"Based on four of Eugene O'Neill's one-act plays, director John Ford presents a magnificent portrayal of humanity at sea and its struggle to not only survive but remain civilized during the early stages of WWI. Wayne was cast as a young Swedish sailor, and Ford insisted that he employed an accent which Wayne resisted fearing he would appear comical. The resulting performance is one of Wayne's best: very reserved and effective as Ole Olsen, who's essentially a simple man. Mitchell is wonderful as the old salt, and Hunter is moving as the tortured seaman who has ruined his life on land. This was playwright O'Neill's favourite film and he wore out a print of the film Ford gave from watching it over and over!"
A different type of movie for Ford and Wayne
T O'Brien | Chicago, Il United States | 05/24/2007
(4 out of 5 stars)
"The Long Voyage Home is yet another film featuring John Wayne and director John Ford, and though it may be very different from the other movies the duo made, it is as good, if not better, than some of their other collaborations. In the early years of WWII, the SS Glencairn, a freighter in the Atlantic, receives a shipment of ammunition to transport to England from the West Indies. The ship must then sail through the dangerous waters of the Atlantic, hoping to not run into German subs. This simple plot is very much secondary to the real storyline, the lives of the crew of the Glencairn. Over the course of the film, the viewer comes to know all of the crew pretty well through four separate stories from writer Eugene O'Neil; a party with local girls on the boat before setting sail, the accidental death of a crewman during a storm, a possible German spy posing as one of the crew, and the efforts of the crew to get one of their own on a boat home after the Glencairn docks. Don't go into this movie expecting action, it is a character driven movie with many great scenes of dialogue that lets the cast do their thing. It might not be your typical John Ford and John Wayne teaming, but The Long Voyage Home is a worthy addition to any fans of the director/star combo.
While John Wayne gets top billing, he really has a somewhat smaller supporting part. Wayne plays Ole Olsen, a Swedish sailor trying to save money to get back home to Stockholm. The Duke pulls off a good Swedish accent, and does an excellent turn overall in his supporting part. The star of the movie is Thomas Mitchell as Aloysius Driscoll, "Drisk" to the crew, a veteran Irish crewman who stands as the crew's leader through the movie. Ian Hunter is also very good as Smitty, an educated man who comes under the suspicion of the Glencairn's crew. The rest of the crew is a who's who of John Ford stock company actors including Barry Fitzgerald as Cocky, John Qualen as Axel Swanson, Ward Bond as Yank, Arthur Shields as Donkeyman, Joe Sawyer as Davis, and Jack Pennick as Johnny Bergman. The ensemble cast works perfectly together and holds the movie together through the four episodic storylines.
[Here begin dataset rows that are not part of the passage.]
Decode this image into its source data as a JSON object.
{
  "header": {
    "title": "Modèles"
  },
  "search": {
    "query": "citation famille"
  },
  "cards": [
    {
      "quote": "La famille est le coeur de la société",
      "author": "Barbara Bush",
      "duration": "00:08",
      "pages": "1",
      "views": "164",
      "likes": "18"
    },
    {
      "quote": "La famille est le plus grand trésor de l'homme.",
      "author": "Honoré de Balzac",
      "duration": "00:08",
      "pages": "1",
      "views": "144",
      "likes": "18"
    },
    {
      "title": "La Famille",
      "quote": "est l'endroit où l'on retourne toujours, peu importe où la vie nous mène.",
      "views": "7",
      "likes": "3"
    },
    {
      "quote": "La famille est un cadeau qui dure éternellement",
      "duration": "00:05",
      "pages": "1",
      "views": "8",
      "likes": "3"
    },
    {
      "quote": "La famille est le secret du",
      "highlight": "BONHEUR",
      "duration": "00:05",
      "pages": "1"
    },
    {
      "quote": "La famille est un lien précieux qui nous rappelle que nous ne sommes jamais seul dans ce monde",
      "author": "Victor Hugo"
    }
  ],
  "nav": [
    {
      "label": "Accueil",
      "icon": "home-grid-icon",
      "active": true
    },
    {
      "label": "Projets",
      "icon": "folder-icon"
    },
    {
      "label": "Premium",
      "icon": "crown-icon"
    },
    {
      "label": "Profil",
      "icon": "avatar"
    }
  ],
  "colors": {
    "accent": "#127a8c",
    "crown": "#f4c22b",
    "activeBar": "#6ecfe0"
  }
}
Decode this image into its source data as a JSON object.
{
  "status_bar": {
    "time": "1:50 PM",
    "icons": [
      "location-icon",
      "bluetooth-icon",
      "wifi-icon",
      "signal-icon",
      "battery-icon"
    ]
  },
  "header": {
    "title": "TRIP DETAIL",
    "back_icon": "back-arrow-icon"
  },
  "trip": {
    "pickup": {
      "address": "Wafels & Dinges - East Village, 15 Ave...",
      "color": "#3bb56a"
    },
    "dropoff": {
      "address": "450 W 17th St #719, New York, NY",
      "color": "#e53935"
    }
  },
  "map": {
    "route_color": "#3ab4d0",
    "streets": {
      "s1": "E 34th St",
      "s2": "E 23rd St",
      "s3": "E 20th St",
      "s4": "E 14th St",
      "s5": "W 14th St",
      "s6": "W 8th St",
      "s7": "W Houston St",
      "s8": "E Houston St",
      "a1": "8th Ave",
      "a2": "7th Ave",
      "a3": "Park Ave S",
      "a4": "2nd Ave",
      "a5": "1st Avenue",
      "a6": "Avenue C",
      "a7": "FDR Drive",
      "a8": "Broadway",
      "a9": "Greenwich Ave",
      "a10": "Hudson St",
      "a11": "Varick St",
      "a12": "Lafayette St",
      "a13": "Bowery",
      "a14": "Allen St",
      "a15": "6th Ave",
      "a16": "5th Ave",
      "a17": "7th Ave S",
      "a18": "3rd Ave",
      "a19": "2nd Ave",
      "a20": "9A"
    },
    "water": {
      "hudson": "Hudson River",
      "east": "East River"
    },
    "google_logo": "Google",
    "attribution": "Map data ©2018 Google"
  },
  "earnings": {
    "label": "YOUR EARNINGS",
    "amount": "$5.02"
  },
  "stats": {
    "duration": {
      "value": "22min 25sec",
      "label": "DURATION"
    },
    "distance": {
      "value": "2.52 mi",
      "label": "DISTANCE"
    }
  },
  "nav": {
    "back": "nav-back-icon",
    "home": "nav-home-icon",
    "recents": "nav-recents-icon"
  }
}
The DVD only offers one special feature, a featurette called "Serenity at Sea: John Ford and the Araner," which has some home movies of Ford on his personal ship. The B & W presentation looks really strong overall for a movie made almost 70 years ago, and shows what a good job cinematographer Gregg Toland did in shooting the film. So for a good ensemble character study that is beautifully shot and all builds to a surprising ending, check out The Long Voyage Home! John Ford and John Wayne fans will not be disappointed!"